The English language is full of words that were actually born out of errors. See our five favorite everyday words that started out by mistake.

Sneeze:  It was originally spelled with an F, not an S—as in ‘fneze’. Why the change? People often misread the long old-school lowercase f as the old-fashioned long S character.

Algorithm:  The original Medieval Latin version of this word, ‘algorismus’, was named after a famous Arab mathematician. Algorithm is actually just a bad translation of his last name, ‘al-Khwarizmi’.

Nickname:  A secondary or unofficial name in the late Middle Ages was an ‘ekename’—which literally meant “also-name.” Frequent references to “an ekename” eventually turned into “a nickname.”

Tornado:  This is actually a mistaken rendering of the Spanish term ‘tronada’, which means ‘thunderstorm’. Over time, speakers switched the “r” and “o,” creating the modern word tornado.

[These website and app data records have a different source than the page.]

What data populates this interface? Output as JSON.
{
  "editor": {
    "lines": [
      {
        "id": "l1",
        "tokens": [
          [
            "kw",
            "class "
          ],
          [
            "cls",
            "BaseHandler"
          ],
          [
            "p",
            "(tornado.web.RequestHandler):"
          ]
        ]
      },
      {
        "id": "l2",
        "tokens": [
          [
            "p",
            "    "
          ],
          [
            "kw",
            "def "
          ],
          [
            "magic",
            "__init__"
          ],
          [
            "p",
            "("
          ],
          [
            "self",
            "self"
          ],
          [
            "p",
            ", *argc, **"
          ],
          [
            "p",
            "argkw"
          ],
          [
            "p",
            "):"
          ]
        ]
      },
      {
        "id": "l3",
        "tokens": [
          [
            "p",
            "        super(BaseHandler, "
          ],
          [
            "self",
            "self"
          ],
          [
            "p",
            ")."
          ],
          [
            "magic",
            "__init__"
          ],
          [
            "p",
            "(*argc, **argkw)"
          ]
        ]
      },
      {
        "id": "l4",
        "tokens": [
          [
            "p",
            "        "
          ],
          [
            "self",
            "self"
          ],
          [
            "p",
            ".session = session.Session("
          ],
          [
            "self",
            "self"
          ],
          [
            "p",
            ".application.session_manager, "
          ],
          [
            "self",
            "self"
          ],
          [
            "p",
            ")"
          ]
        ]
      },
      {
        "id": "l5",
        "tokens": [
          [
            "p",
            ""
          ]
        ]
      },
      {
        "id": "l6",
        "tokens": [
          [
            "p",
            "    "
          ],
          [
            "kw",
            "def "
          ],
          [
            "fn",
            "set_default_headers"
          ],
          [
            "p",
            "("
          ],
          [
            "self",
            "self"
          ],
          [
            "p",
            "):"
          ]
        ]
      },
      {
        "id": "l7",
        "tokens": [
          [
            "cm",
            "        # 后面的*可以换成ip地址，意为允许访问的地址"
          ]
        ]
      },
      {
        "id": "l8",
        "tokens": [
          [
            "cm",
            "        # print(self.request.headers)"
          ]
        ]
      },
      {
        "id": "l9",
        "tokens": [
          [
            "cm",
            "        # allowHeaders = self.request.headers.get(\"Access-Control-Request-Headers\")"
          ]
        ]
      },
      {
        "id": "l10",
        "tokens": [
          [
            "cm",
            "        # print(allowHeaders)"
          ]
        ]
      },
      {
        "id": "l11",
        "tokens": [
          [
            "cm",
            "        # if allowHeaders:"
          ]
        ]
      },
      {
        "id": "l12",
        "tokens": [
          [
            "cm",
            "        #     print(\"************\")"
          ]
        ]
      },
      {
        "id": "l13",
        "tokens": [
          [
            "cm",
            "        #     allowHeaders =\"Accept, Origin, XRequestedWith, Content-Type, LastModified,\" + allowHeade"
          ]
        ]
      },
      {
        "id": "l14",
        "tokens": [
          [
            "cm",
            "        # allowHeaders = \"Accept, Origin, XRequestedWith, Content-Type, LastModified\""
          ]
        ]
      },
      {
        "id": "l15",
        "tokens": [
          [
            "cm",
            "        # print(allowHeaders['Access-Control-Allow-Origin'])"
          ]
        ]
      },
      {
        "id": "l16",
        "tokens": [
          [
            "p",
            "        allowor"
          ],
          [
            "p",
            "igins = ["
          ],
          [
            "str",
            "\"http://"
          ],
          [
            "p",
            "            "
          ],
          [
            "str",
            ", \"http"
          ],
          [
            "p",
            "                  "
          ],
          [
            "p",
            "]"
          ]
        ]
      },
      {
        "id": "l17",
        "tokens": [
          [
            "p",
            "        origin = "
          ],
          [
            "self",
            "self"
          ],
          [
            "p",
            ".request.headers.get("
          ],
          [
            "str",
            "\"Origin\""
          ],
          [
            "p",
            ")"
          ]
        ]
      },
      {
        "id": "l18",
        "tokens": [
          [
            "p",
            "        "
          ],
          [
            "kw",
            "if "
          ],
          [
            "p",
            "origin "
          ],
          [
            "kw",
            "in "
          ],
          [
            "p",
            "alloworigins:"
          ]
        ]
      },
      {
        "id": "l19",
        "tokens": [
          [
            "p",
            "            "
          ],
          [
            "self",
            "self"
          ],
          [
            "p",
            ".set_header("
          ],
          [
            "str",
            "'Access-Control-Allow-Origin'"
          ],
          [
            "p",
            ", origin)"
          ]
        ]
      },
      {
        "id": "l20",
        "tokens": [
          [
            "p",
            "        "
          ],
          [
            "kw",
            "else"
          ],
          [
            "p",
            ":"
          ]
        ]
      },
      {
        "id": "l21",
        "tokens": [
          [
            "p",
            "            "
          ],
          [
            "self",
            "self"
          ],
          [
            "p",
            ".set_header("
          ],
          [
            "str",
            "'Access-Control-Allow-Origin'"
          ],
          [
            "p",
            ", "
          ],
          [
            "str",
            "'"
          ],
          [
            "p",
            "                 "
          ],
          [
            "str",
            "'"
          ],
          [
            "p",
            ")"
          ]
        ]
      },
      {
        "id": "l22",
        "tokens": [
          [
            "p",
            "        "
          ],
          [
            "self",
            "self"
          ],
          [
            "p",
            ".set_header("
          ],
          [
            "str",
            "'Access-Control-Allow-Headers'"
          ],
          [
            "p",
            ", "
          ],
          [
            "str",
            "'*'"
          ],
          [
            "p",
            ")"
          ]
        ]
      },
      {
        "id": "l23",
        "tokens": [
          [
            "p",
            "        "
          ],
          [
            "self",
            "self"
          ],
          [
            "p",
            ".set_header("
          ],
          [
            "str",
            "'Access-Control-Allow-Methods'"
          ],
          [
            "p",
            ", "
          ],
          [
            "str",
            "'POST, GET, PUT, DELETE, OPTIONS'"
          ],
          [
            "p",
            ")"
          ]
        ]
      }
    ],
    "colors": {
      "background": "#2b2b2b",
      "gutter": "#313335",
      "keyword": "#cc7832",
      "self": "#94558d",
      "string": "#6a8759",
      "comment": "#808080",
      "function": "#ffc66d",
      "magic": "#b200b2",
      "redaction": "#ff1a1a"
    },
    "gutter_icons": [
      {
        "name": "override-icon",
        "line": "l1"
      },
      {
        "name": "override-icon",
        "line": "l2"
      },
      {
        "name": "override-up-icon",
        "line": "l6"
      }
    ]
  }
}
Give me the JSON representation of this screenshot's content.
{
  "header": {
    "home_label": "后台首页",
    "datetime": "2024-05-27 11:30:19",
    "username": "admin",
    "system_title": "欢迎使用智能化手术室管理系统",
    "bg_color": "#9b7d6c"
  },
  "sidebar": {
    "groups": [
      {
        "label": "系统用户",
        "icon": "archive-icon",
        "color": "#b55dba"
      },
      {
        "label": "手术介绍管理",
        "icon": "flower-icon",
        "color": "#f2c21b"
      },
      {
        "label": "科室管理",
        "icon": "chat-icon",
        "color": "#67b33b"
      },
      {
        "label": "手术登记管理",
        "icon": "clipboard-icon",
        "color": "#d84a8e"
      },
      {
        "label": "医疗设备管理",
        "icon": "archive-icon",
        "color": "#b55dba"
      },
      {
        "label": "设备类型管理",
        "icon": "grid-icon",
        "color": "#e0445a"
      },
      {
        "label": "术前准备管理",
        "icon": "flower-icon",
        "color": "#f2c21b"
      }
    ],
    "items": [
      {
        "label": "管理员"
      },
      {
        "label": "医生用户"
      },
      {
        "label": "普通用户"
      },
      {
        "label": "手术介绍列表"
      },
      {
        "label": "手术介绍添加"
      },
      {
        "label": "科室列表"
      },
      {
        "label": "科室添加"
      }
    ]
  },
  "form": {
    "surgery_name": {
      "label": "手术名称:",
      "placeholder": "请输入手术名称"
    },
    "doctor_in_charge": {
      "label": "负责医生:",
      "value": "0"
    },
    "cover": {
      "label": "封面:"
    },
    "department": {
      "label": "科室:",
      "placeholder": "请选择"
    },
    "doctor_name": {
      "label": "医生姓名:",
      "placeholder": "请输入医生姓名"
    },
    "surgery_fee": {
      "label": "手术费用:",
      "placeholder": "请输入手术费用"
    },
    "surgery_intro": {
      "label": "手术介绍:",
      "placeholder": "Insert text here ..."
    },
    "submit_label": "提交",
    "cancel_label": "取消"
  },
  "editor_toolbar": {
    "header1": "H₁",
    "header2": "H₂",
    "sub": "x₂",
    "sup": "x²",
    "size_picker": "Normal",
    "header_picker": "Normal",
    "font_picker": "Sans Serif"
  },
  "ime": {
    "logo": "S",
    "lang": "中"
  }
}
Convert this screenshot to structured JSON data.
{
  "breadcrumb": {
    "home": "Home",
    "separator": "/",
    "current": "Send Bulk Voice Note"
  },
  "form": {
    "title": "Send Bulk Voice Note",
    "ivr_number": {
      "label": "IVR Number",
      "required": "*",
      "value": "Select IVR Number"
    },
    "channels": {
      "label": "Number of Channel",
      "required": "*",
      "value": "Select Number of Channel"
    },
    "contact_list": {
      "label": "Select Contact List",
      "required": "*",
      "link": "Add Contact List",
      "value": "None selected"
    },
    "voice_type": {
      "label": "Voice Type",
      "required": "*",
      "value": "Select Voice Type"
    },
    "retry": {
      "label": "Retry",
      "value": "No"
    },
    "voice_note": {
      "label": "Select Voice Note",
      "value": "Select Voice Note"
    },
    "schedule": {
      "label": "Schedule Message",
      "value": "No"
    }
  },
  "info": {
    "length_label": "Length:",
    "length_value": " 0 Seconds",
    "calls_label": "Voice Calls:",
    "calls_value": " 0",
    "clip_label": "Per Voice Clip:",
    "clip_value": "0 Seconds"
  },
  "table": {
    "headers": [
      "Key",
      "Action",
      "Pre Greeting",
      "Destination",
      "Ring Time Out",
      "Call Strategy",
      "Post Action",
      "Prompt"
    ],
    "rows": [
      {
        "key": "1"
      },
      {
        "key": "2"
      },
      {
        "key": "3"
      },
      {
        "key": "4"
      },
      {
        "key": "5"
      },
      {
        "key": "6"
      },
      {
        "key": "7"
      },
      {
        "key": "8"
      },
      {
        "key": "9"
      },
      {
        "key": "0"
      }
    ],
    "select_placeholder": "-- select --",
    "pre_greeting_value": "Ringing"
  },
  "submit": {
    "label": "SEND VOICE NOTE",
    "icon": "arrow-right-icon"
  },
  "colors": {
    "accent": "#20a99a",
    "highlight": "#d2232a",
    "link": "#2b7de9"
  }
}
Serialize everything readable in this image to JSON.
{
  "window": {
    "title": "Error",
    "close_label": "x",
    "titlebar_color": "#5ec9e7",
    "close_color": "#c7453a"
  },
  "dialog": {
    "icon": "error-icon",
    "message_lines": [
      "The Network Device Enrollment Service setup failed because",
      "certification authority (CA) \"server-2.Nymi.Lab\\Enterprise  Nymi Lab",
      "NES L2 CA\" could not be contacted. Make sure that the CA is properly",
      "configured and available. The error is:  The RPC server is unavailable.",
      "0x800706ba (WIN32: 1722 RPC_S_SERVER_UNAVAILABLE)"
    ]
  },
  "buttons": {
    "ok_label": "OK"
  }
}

Apron:  In the Middle Ages, the French called it a ‘naperon’. But once English speakers adopted the word, the phrase “a napron” often blended together.  Thus, “a napron” became “an apron,” instead—and we have spelled it that way ever since.